2014 Dodgers In Review: RP Chris Perez

MLB 49 46.1 19.5% 12.5% 4.27 5.07 4.89 -0.8

What Happened In 2014: Challenged the perception that there’s no such thing as a bad one-year deal.

I don’t really remember writing this, but apparently last winter, two weeks before the Dodgers signed Chris Perez, I wrote that “the declining Perez terrifies me in every way,” and, well, yep. In January, Brim put a bunch of math into trying to figure out if Perez or Brandon League could be useful:

The bad news is that the numbers don’t point to either pitcher to be very good. Their career averages aren’t anything special, and projection systems don’t think they’ll recover much beyond replacement level.
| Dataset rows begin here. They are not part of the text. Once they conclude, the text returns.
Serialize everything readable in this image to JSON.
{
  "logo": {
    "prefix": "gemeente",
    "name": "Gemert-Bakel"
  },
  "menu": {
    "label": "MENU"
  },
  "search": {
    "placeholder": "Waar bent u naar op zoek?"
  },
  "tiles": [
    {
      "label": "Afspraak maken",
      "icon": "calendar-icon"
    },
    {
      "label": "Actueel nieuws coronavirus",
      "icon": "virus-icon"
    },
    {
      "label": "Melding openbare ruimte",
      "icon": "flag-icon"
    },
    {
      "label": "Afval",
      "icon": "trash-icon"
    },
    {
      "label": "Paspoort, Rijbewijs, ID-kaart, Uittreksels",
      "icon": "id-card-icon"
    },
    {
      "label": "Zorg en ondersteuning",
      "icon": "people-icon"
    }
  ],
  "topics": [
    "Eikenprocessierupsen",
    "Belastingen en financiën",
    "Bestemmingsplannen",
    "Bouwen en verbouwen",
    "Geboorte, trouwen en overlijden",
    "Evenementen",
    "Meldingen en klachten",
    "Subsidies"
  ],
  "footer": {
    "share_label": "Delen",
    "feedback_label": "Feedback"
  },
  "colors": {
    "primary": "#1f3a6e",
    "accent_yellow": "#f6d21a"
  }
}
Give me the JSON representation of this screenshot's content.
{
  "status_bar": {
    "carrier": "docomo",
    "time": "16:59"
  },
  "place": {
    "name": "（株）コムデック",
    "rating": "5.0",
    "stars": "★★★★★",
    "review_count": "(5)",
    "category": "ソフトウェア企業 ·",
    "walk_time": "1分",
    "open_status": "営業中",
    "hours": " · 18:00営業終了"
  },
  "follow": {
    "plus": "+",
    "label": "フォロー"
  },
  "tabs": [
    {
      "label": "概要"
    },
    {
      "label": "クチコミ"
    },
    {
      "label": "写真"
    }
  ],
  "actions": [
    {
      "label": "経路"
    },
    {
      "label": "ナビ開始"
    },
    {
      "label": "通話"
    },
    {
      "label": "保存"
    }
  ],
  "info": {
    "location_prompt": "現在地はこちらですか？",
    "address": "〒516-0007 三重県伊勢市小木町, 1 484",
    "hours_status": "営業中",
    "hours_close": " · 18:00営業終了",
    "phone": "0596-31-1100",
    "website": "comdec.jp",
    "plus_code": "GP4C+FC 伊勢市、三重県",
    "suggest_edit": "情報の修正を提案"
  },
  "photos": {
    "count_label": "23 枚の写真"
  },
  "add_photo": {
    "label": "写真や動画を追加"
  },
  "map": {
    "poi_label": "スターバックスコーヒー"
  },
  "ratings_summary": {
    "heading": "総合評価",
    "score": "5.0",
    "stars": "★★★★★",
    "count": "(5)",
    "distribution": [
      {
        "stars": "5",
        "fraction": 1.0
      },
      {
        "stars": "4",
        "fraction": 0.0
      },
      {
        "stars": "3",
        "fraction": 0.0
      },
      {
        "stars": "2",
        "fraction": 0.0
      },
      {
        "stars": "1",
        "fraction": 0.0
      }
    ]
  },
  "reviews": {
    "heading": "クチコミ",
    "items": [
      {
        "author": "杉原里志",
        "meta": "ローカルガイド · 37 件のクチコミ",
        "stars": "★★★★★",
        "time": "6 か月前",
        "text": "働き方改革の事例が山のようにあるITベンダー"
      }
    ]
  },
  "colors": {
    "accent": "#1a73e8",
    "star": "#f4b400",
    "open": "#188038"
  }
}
Both pitchers had concerning drops in fastball velocity last season, and Perez’ shoulder could still be a concern going forward. Neither pitcher has career numbers very far from league average. Their saves masked the actual numbers behind them.

This isn’t going to get better. I’m sorry. We honestly didn’t talk about Perez that much for the first half of the year, because low-leverage relievers who are bad but not so bad that they lose their jobs generally don’t get a lot of press. Until June 16, that was, when I questioned why he even still had a roster spot:

But it also means that there’s really no reason why the Dodgers can’t cut him and move on, and there’s very little that indicates that they shouldn’t, especially after he faced six Diamondbacks yesterday and allowed five to reach. After a lousy end to his Cleveland career, Perez has been even worse this year, putting up career-worst marks in, well, just about everything. It’s not velocity-related — if anything, he’s throwing harder — but it’s not a good sign that he’s:

  •  allowing more flyballs (45.8 percent) than he has since 2011
    • inducing fewer groundballs (30.6 percent) than he has since 2011
    • throwing fewer strikes (50.3 percent) than he ever has
    • putting up easily the worst FIP- (152) of his career

When you look at the results, it’s difficult to hold out hope. His FIP of 5.42 is only the 21st-worst of pitchers with at least 20 innings, but it actually looks worse than that if you dive into that list. Mike Pelfrey, Ivan Nova, Brad Hand, and Tanner Scheppershave all been injured. Wandy Rodriguez, Dan Straily, Franklin Morales, Josh Lueke, and Brandon Gomes have already lost their jobs. Marco Estrada might soonNick Martinez and Rafael Montero are rookies. It’s hard to be this bad and continue to be in the big leagues.

That post is basically his season in review right there, because where else can you go from there? You could fast forward a few weeks to July 22, a game I referred to as “The Dumbest Game In The History Of Baseball,” with only a small amount of hyperbole:

Chris Perez entered in the bottom of the eighth, because tonight apparently was all about the island of misfit relievers, and, well, if you didn’t see it yourself, you wouldn’t believe me. Perez got Michael Martinez to pop out, but then walked Polanco.

And Snyder.

And McCutchen.

And Walker.

It was the first time in over 25 years that a Dodger pitcher walked four consecutive batters, and for as annoyed as I am with Perez that he could be so awful as to do such a thing, I’m also annoyed that Don Mattingly allowed him to. I’m assuming there’s a reason; perhaps no one was warm in time to get him out of the game. I couldn’t tell from the broadcast. I don’t know. What I do know is that I’ve been calling for Perez to be let go for several weeks now, and there’s no more reason to delay. It can’t be for Paco Rodriguez, who must wait 10 days to be recalled unless someone is injured, but it could be for Pedro Baez or Jose Dominguez. I don’t even care who. It’s just time to make the move.

Or as Twitter called it while watching that mess…

…which is true! This is probably true. Perez got into a few more games and then went on the disabled list in early August with bone spurs in his ankle. When he came back in September, he actually had seven straight scoreless innings, which made me worry he’d actually make the playoff roster, but that crisis was averted. Perez was never really that good in the first place, but TEH SAVEZ in Cleveland made people think he was. Glad we’ve got that sorted out.

2015 status: Perez is a free agent, with no chance of returning to the Dodgers, and likely to settle for a non-roster invite somewhere.

About Mike Petriello

Mike writes about lots of baseball in lots of places, and right now that place is MLB.com.